This is a great opportunity for first and second year students to learn about these programs. It is important that students start NOW to plan, to prepare and take advantage of summer advising programming. Third and fourth years, graduate and professional students and area alumni can also attend sessions on the UK Awards, Pickering/Rangel/Payne, Asia Awards, and the Fulbright US Student Award. Second years should note the Truman and STEM Awards (includes Goldwater). Check Full schedule for details.

Procession of Freedom

Tuesday, March 3 – 4:00 pm-5:30 pm

Starts at UVA Chapel and proceeds the to UVA Freedom Ring Memorial to Enslaved Laborers, then travels down Main Street to the Jefferson School African American Heritage Center

Spring Workshop Series – Research Opportunities

Every Tuesday – 4:00 pm – Clemons Library Room 204

Sponsored by the University’s Office of Undergraduate Research, click here for information on information sessions that highlight several upcoming research opportunities!

In the Community

Liberation and Freedom Day Events – this entire week!

Various Dates & Locations

Liberation and Freedom Day, which commemorates the beginnings of emancipation for 14,000 enslaved residents of Albemarle County and the City of Charlottesville. Highlights:  

Community Dinner & Panel Discussion by descendants of local enslaved community

Tuesday, March 3 – 5:30-7:00pm - Jefferson School African American Heritage Center

Liberation & Freedom Day Collection Opening feat. The AHS Band

Thursday, March 5 – 6:00 pm-7:00 pm - Gallery 110, Shops at Stonefield


Hush Harbor: African-American Sacred Song concert

Thursday, March 5 – 7:00 pm-8:30 pm – The Haven

The Fortune Shop African American Vendors Market

Saturday, March 7 – 12:00 pm-4:00 pm – Carver Recreation Center


Other Events:

The Aeolians of Oakwood University Concert

Wednesday, March 4 – 6:00 pm-8:00 pmFirst Baptist Church - West Main Street


Chat & Chew: Getting to know Sisters Conquering Cancer

Saturday, March 7 – 10:00 am-12 noon – Royalty Eats, 820 Cherry Avenue, Charlottesville

For more information, contact Shelia Boling (434-806-4617). Light refreshments

Confederate Monuments’ Downtown Walking Tour

Saturday, March 7 – 2:00 pm-3:15 pm - County Courthouse, Jefferson Street parks

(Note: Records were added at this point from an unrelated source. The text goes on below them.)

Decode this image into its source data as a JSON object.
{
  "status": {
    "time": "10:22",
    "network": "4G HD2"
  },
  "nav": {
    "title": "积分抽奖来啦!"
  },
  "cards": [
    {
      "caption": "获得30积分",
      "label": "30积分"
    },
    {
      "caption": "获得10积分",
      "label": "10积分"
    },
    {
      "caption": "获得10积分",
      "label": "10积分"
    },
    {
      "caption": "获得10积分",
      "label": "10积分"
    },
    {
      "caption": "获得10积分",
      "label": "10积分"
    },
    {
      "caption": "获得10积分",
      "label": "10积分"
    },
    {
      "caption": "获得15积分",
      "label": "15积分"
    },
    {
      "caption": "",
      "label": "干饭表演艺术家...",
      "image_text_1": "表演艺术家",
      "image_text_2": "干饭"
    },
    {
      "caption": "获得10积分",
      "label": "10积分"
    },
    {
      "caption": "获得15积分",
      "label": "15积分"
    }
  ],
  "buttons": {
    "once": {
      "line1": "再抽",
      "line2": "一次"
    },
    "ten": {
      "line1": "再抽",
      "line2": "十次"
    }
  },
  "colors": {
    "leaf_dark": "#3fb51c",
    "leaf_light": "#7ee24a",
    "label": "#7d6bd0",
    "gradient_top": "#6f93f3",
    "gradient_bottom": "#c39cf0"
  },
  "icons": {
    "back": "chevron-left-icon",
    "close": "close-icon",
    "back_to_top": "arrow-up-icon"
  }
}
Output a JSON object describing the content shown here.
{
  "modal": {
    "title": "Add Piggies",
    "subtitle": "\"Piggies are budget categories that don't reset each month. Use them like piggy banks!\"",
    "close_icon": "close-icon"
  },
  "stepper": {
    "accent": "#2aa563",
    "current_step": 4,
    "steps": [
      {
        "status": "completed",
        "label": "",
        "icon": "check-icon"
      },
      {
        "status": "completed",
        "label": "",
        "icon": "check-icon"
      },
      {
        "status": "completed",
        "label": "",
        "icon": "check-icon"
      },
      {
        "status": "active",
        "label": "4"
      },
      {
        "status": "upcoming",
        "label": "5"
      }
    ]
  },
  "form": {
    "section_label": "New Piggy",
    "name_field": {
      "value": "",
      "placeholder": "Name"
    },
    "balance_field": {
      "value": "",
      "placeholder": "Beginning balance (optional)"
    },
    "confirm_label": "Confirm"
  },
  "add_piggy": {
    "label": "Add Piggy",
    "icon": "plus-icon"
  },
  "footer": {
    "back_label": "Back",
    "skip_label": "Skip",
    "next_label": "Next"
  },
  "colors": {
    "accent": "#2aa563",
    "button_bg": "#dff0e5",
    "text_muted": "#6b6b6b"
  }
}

Blue Ribbon Commission retrospective panel discussion & update on Virginia General Assembly local control over monuments bill

Saturday, March 7 – 3:30 pm-5:00 pmCentral Library, McIntire Room

“Winneba Way” street re-naming, Ghanaian Independence Day celebration

Saturday, March 7 – 5:00 pm-7:00 pm – 61/2 Street SW, Tonsler Park

Open Mic: Liberation Edition

Saturday, March 7 – 7:00 pm-9:00 pm - Jefferson School African American Heritage Center

Lecture: African-American Inter-Generational Trauma with Dr. Jessica Young-Brown

Sunday, March 8 – 2:00 pm-4:00 pm – CitySpace

The Fortune Shop "Pop Up Shop"

Saturday, March 7 – 12:00 pm-4:00 pm – Carver Rec Center 233 4th Street NW, Chville, VA 22903

Experience Charlottesville’s rich and diverse culture through shopping from local vendors, eating from local food vendors, and entertainment from local artists. For more information. Sponsored by: Jefferson School African-American Heritage Center, Whipped Cream LLC, C’ville Vendors Committee and Sentra

Charlottesville – Albemarle NAACP Monthly Membership Meeting

Second Monday of each month - 7:00 pm - Jefferson School City Center, 233 4th Street NW, Charlottesville, VA 22901

Meet in the Mary Williams Center on the first floor adjacent to the Vinegar Hill Café. Free parking is available on site.

Determined: the 400-Year Struggle for Black Equality (exhibit)

Now through March 2020 – Virginia Museum of History and Culture, Richmond, VA

This exhibit commemorates the arrival of enslaved Africans in Virginia in 1619 to the present day. UVA students can gain free admission to the exhibit through the end of March.